A new way of thinking
When sites are confined to the grid, with an electrical connection that is not large enough to deliver more power, a battery storage system is the solution. The National Network describes battery storage technology as essential for accelerating the replacement of fossil fuels with renewable energy; Battery storage systems will play an increasingly important role between green energy supply and meeting electricity needs. ”
Battery energy storage systems (BESS) are devices that allow energy from renewable sources, such as solar and wind energy, or from “normal” mains power, to be stored and then released when energy is most needed.
BESS can be a cheaper and more environmentally friendly solution than upgrading network supplies to overcome network constraints. Battery storage units can be made from used batteries for electric vehicles, giving a vital second life to the batteries. At the same time, they help to solve the limitations of the network and can supply green energy to the EV charging points.
Dundee City Council, recently named “Europe’s Most Visionary Electric Vehicle City”, was the first place in the UK to install BESS at EV charging points, with units made from used Renault Kangoo batteries supplied by Connected Energy – developer and installer of BESS-based second life batteries.
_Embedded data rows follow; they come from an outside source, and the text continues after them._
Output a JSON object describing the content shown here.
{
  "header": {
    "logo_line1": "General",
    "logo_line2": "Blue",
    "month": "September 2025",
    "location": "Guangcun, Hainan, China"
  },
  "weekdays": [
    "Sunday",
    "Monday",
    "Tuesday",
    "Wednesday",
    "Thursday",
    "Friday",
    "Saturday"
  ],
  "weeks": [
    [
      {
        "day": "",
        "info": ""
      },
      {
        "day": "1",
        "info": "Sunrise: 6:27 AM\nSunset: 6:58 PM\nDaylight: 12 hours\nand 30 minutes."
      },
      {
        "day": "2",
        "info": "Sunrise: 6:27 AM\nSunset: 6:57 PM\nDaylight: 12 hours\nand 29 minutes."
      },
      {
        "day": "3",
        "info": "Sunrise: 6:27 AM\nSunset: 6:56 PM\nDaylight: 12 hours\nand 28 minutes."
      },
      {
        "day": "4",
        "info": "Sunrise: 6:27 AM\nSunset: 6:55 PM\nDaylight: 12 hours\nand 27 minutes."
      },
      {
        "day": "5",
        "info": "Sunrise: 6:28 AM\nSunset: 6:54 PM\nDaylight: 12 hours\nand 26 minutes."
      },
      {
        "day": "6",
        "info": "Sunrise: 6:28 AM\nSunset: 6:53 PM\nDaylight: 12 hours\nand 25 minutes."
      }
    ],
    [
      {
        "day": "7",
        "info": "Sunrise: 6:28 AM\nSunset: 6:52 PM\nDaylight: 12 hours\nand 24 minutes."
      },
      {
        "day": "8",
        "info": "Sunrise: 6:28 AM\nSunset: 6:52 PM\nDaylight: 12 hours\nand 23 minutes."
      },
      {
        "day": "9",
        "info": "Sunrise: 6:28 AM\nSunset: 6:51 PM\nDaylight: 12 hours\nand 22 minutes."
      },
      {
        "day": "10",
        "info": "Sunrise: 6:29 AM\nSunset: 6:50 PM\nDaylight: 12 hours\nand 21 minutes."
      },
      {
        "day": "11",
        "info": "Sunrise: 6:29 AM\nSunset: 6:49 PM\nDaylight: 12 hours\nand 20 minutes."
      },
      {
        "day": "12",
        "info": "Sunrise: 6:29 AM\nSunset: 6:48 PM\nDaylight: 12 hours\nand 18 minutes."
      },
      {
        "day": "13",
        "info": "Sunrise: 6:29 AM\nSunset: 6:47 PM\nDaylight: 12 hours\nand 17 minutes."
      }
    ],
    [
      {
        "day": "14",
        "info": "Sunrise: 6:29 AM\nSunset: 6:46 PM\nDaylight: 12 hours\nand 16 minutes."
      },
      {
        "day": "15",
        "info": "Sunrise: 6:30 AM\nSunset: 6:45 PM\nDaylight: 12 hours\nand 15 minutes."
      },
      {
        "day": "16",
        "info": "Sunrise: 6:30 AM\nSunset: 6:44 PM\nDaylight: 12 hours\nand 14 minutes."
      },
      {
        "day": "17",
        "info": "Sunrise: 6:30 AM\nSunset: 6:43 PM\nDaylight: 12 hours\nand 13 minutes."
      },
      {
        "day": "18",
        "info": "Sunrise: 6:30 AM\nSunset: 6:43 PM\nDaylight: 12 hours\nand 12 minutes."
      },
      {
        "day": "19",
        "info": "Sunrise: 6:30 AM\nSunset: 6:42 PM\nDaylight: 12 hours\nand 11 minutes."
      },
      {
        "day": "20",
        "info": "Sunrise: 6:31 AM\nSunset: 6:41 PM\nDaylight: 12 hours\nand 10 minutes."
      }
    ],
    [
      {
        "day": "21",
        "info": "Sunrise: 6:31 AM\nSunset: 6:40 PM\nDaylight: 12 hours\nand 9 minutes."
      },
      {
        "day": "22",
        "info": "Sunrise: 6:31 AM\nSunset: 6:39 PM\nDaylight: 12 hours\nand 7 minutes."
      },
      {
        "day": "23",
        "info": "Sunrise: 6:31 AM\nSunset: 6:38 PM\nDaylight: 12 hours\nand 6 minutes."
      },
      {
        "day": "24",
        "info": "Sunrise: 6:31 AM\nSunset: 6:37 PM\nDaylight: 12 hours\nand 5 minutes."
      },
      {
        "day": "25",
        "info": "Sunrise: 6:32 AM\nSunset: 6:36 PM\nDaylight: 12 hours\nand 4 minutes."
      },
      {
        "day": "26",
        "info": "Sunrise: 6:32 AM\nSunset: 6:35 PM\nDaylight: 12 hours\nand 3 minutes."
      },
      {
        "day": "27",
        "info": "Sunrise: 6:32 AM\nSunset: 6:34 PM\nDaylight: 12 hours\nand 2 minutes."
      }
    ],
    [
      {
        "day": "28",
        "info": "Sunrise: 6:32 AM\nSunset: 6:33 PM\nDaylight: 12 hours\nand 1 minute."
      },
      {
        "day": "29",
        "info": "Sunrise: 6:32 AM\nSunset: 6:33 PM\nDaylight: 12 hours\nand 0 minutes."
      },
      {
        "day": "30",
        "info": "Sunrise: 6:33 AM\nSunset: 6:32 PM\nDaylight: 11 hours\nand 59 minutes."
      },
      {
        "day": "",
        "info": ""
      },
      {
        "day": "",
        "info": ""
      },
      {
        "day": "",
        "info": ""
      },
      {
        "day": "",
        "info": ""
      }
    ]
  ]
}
The main challenge for making second-life batteries a success for BESS is connecting the EV value circuit and storing energy. This requires industry harmonization, as well as enabling technologies and new business models, such as those developed by Connected Energy.
Cranfield University, for example, has just launched the UK’s largest BESS system, which uses all second-life batteries. It will install three 300 kW battery modules, each containing 24 second-life Renault Kangoo car batteries throughout its campus. What we call a “thin film of energy storage”, this approach to smaller distributed local energy systems will help build national energy security and add flexibility.
Extend the life of EV batteries
The case for extending the life of batteries is clear – to reduce waste and maximize the use of valuable resources in the battery. The scientific argument for saving carbon is just as clear. Research conducted by the University of Lancaster proves that the use of 360kWh BESS for first life can benefit from 329 tons of CO2 lifelong emissions of the system, the second life of BESS benefits from 473t CO2e.
The quality of the batteries is constantly improving, so the range is constantly increasing, but the point at which they are no longer considered fit for life in a vehicle is when they reach ~ 75% health (SoH). However, this does not mean that they are ready for the trash. They still have significant charging capacity and can be used in BESS until the battery reaches 50% SoH. This can mean up to ten years more life for this battery – hence the huge impact on carbon savings and Connected Energy’s mission to help maximize the value of the resources built into EV batteries by working directly with EV OEMs. like Renault.
Especially for the automotive industry, what makes sense in the UK is the EV charging infrastructure based on small-scale BESS. Localized system in which energy is stored by solar panels in BESS and the network connection is controlled by the BESS management system – the ideal solution for moving forward on the road to the transition to green energy.
Image of John Cameron for Unsplash